• [PROBLEM STATEMENT]:
Can you find the lines of the listing that include "label" and copy every one?

• [EXTRACTED INFORMATION]:
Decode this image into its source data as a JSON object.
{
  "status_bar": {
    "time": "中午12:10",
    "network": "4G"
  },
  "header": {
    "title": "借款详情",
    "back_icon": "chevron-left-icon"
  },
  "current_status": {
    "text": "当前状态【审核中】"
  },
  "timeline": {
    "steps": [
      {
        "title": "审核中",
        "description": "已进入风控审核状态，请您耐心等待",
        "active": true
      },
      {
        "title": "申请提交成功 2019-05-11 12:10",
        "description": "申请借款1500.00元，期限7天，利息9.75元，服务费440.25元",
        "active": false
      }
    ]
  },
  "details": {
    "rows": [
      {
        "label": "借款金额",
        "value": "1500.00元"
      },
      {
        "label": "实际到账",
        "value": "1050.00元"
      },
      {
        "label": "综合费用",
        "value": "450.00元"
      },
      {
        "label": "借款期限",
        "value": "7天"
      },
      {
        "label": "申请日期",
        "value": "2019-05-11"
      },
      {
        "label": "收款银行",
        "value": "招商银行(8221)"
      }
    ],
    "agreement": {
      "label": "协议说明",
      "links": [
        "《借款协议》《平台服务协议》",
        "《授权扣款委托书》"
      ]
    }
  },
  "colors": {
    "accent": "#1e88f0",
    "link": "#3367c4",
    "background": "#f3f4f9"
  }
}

• [YOUR SOLUTION]:
        "label": "借款金额",
        "label": "实际到账",
        "label": "综合费用",
        "label": "借款期限",
        "label": "申请日期",
        "label": "收款银行",
      "label": "协议说明",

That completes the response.